As if Ms. Komando's willingness to remain ignorant wasn't bad enough, she then makes the assinine statement that she doubts the iMac's multimedia software is really any better than the multimedia software available for Windows--even though it's clear she knows nothing about either one. After all, Ms. Komando's experience with Word on a Mac wasn't appreciably different than her experience with Word on Windows, so why should she expect the multimedia software to be any better on the Mac? If Ms. Komando had really wanted to give a fair and impartial review, I think she would have done well to try using something other than Microsoft Office!
A Few Other "Issues"
Ms. Komando lists a few other "issues" with the iMac, all of which are as laughable as they are predictable. The first is that the iMac's mouse had only one mouse button. This is always a shock to Windows users, who are used to at least two buttons, and they always seem to feel that Apple has somehow taken something away from them. Ms. Komando writes:

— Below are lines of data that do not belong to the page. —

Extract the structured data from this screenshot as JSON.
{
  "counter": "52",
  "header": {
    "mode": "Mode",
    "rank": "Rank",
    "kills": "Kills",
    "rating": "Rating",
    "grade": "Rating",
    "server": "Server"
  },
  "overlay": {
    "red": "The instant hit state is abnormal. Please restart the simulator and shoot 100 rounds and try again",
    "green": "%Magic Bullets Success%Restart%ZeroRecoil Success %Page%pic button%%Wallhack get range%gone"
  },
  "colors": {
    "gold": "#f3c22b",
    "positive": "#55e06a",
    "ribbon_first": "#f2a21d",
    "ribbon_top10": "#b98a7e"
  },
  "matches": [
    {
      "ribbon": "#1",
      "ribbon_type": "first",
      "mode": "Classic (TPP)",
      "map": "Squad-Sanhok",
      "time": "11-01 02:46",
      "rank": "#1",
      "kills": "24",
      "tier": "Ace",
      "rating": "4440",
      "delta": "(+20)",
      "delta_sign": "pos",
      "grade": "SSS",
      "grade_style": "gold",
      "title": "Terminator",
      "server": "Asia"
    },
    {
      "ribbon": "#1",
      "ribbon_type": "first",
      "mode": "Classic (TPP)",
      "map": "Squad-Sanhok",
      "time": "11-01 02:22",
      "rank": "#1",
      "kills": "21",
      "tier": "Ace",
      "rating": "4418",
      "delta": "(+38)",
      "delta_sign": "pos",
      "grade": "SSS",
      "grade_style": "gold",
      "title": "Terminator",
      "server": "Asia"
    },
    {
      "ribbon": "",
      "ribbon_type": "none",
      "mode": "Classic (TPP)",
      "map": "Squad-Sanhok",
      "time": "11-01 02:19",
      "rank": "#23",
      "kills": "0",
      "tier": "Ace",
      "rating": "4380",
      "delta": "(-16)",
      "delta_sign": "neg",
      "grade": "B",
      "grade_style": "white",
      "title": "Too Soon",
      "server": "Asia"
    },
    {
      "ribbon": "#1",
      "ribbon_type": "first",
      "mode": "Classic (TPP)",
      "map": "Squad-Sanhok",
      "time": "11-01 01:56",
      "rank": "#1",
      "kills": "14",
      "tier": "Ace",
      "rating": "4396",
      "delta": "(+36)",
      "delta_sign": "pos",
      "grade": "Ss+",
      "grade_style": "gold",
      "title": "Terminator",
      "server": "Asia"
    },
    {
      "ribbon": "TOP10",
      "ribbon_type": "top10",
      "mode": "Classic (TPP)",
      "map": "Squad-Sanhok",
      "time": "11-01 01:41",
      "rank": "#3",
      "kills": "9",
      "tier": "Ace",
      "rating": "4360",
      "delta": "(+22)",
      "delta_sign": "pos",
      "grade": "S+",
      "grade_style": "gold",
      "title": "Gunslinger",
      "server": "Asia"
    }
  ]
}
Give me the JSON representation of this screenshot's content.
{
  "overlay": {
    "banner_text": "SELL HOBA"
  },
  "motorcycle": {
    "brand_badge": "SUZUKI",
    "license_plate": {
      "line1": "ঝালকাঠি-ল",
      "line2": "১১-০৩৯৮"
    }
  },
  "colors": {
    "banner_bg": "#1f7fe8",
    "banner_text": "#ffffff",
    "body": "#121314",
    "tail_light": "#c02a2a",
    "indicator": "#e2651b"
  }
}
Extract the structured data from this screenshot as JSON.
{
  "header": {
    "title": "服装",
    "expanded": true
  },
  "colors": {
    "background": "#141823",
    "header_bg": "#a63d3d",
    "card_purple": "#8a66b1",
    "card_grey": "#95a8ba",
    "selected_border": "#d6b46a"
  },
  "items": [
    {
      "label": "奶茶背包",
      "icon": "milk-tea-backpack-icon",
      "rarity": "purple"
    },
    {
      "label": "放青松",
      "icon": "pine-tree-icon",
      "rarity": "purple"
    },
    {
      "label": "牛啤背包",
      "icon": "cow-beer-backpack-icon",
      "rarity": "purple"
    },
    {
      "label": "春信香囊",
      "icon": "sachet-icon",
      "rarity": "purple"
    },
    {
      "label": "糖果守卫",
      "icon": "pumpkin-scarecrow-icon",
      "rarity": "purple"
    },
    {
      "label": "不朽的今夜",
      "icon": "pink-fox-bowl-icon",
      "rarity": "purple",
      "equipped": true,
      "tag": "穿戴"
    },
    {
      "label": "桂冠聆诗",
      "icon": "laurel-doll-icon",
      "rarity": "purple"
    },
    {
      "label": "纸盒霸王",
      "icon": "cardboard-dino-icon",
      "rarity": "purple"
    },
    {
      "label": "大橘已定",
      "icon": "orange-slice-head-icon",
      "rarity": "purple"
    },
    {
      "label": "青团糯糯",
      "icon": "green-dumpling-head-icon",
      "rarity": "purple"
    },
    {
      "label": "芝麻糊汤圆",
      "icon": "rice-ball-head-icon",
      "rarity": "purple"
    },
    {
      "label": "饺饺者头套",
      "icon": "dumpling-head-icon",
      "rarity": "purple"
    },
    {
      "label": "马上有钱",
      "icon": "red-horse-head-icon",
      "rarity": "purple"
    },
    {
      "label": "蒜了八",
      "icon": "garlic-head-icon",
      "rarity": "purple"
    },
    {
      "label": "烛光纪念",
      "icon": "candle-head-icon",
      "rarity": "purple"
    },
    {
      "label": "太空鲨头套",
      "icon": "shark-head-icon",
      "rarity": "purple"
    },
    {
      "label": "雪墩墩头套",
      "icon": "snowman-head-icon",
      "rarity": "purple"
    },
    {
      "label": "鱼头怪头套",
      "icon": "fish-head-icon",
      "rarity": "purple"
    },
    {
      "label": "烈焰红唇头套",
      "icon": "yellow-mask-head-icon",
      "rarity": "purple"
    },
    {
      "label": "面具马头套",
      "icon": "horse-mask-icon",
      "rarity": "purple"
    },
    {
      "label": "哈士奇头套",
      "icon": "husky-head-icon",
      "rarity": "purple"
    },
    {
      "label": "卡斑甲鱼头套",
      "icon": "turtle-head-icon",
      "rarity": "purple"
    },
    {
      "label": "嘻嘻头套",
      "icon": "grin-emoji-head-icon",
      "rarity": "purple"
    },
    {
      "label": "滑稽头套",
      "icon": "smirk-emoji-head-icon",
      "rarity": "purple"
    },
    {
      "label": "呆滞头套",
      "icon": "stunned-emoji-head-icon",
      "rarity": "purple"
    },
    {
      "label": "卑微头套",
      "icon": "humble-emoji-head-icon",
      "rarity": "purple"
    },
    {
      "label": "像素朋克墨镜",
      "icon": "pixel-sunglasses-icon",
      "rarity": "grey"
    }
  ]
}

The implication here seems to be that Apple was too cheap to include a "standard" mouse. Ms. Komando doesn't seem to realize that Apple has always used single-button mice, because most new computer users tend to find mice with multiple buttons confusing and difficult to use. Steve Levy details the evolution of the one-button mouse in his book Insanely Great:
I don't really expect a long-time Windows user like Ms. Komando to be aware of the history behind the development of different kinds of mice, and I know there are many Mac users who swear by their multiple-button and scroll-wheel-toting input devices, but I think the question of whether Apple could have "done better" by including such a mouse is still up for debate.
In addition to getting used to a new mouse, Ms. Komando also had to get used to the iMac's 15-inch LCD after using a 21-inch CRT. And although she acknowledges that the iMac now is available with a 17-inch screen, she felt the 15-inch screen was "just too small." So has she seen the 23-inch Cinema Display yet?
And, of course, Ms. Komando bemoans the fact that there is no floppy drive. Never mind the fact that she had no trouble connecting to her Windows network and sharing files that way, she still feels that there are times when floppies are needed. The iMac, she states flatly, "should have a floppy drive."
The Windows "Edge"
In the end, Ms. Komando comes to the following conclusion:
Can you blame her? Because she judged the iMac by what she was "used to," completely ignored its multimedia capabilities, and chose to use it as nothing more than a glorified word processor, she simply couldn't fathom why anyone would pay hundreds more for a computer with nothing better to offer than a more stylish case.
After reading this review, it appears to me that the real "edge" that Windows has over the Mac is the number of clueless people out there who can't imagine that a computer could really do more than what they're "used to."